Recent research has found that a specially designed video game could relieve symptoms of schizophrenia.
Video games get a bad rap – our kids are spending too much time on them, and their content is often questionable. If some media is taken at face value, video games could be considered single-handedly responsible for a rise in anti-social behaviour!
While there are certainly some disadvantages to this computer-based hobby, recent news shows that one type of video game could calm symptoms of schizophrenia comes as a breath of fresh air.
Schizophrenia is a complex brain disorder characterised by hallucinations (seeing things that aren’t there), delusions (believing things that aren’t true), as well as all or some of the following:
- Disorganised thinking or speech, saying things that don’t make sense
- Apathy, feeling disconnected
- Lack of emotive facial expressions and body language
- Not moving or talking much
- Looking unkempt, neglecting personal hygiene
- Social isolation
- Problems with learning and memory
- Difficulty communicating
- Difficulty making sense of new information and solving problems
- Emotional symptoms, e.g. anxiety, depression
More than 150,000 Australians and 21 million people worldwide are affected by schizophrenia. Symptoms usually develop between 16 and 30 years of age.
What Did the Trial Involve?
Experts at King’s College London’s Institute of Psychiatry, Psychology and Neuroscience and the University of Roehampton tested their theory with a group of 12 volunteers who had been diagnosed by their doctor as having schizophrenia or schizoaffective disorder.
People with schizoaffective disorder share some of the symptoms of schizophrenia as well as mood symptoms like depression or bipolar disorder.
The 12 participants in this study were taking stable doses of antipsychotic medication for their condition and still experiencing auditory verbal hallucinations every day.
People who have auditory verbal hallucinations commonly describe it as “hearing voices”. Multiple voices can present at once, muttering or whispering angrily. The voices often make urgent demands on the person, causing significant distress.
Around 70% of people with schizophrenia have these hallucinations. As well as their stress impact, auditory verbal hallucinations make it difficult to work and carry out normal daily activities.
While doctors use antipsychotic medications as the mainstay of treatment for symptoms of schizophrenia, these drugs have little or no effect in 30% of people with auditory verbal hallucinations. Furthermore, traditional antipsychotic medications come with unpleasant side effects which means that many people stop taking them.
Any new treatment that could provide some relief has the potential to greatly improve quality of life for those affected.
Over four sessions, scientists observed the volunteers’ brain activity in an MRI machine while they played a specially developed video game. The game was simple but visually engaging – players used mental techniques to safely bring a space rocket back to earth.
How the Video Game Helped
While the game certainly isn’t as appealing as current console releases, the outcome was impressive. While performing this task, researchers could see that the parts of the brain corresponding to auditory verbal hallucinations lowered their activity.
Moreover, when participants used the same mental techniques without the visual rocket ship aid, the effect continued.
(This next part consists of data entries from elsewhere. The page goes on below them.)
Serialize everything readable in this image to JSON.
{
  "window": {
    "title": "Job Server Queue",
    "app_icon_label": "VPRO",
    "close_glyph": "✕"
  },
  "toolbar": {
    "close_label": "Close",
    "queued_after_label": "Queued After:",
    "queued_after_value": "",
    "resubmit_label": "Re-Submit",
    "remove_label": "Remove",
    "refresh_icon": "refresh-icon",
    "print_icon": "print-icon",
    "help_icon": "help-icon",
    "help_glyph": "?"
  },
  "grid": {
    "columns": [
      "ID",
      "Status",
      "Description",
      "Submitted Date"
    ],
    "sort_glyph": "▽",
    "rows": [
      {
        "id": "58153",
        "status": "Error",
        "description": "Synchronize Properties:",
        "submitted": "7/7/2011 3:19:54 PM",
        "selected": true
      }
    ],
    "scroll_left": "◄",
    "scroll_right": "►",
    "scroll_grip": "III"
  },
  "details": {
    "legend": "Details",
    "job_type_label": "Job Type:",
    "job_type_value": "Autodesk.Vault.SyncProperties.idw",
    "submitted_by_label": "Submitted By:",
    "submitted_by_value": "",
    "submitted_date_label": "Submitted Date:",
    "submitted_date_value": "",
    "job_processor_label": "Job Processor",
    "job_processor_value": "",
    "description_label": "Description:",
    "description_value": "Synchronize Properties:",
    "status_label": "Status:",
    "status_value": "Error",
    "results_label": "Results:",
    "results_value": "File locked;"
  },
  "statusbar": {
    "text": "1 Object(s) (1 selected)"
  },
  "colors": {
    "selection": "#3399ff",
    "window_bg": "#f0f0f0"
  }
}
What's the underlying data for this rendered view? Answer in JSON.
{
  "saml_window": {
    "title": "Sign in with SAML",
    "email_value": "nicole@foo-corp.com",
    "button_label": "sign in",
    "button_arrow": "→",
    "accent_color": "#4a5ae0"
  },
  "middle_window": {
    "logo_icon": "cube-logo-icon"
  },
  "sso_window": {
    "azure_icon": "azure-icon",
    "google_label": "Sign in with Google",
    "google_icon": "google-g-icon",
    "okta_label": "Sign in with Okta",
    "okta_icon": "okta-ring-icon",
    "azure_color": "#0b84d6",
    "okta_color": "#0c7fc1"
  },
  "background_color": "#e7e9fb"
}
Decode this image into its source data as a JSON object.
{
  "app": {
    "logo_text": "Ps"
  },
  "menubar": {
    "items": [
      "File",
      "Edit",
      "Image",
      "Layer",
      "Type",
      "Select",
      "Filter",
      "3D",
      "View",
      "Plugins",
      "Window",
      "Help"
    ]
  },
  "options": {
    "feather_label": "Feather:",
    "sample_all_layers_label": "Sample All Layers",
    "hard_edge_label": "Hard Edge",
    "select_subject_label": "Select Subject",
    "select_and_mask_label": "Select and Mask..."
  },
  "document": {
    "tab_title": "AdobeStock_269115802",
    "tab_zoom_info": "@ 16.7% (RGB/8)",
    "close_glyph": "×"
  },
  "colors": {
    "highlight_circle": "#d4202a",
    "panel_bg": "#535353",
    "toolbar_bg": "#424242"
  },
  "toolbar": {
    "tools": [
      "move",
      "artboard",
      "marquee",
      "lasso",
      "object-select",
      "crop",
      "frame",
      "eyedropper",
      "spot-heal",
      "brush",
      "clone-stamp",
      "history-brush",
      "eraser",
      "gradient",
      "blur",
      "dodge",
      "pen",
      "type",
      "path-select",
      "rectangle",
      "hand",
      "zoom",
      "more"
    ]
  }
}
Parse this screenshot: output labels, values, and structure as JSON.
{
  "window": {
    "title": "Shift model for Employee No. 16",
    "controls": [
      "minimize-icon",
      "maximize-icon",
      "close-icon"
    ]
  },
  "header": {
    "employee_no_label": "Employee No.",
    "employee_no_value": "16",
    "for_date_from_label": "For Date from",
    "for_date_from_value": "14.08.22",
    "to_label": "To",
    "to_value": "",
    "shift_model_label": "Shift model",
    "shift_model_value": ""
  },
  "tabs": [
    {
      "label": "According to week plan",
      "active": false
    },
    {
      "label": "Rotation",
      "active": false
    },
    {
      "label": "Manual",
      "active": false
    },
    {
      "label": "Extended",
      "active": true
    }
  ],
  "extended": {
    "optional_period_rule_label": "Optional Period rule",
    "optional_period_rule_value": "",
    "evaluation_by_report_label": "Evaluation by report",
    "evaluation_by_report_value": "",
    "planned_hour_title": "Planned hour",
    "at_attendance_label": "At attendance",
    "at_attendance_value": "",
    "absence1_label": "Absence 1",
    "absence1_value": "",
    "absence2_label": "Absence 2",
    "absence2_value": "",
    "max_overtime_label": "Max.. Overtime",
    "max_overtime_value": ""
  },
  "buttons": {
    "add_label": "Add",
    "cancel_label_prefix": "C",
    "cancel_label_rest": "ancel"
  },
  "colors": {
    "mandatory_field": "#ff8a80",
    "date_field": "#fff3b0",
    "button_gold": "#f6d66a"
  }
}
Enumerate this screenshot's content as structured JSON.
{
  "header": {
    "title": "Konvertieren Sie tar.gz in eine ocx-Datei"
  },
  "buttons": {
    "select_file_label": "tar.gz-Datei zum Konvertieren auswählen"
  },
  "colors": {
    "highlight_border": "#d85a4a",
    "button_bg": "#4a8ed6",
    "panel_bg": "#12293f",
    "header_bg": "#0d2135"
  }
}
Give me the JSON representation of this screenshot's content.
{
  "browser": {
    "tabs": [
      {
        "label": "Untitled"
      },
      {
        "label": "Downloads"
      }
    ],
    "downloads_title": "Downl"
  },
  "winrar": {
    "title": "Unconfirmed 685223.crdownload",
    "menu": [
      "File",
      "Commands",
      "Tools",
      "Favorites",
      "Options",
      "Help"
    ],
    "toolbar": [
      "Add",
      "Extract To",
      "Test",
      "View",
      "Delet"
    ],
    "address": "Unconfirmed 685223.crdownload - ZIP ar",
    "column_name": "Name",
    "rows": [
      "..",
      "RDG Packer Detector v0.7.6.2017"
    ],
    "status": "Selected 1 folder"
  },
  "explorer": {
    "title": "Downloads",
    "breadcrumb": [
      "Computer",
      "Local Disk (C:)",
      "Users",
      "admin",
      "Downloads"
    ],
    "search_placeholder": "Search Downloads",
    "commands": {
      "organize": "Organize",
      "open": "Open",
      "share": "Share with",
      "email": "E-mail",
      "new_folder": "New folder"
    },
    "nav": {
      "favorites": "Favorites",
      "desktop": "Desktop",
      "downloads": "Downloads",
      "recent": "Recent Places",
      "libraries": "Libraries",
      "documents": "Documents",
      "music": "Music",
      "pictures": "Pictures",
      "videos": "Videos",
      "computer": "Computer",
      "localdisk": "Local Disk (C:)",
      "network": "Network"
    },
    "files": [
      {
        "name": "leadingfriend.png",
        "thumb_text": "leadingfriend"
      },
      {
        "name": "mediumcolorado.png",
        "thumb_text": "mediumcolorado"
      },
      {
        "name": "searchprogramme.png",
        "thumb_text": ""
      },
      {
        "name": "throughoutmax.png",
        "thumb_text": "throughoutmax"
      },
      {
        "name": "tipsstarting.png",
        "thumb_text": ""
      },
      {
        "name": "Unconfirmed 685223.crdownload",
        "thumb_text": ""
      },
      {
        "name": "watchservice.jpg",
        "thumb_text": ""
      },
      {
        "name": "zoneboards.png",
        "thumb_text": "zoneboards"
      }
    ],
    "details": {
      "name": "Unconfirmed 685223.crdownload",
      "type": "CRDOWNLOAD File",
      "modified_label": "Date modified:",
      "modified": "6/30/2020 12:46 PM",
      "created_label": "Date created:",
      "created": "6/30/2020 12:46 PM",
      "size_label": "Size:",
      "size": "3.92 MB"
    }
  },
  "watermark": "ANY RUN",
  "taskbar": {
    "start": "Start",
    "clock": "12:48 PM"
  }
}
This implies that they had learnt strategies to reduce the voices independently.
While these results are promising, we must acknowledge that this was a small study without a control group. Therefore, it is possible that some of the effects were due to placebo. Further research is necessary before we can draw any real conclusions about this technique; the same team is hoping to carry out a larger scale study soon.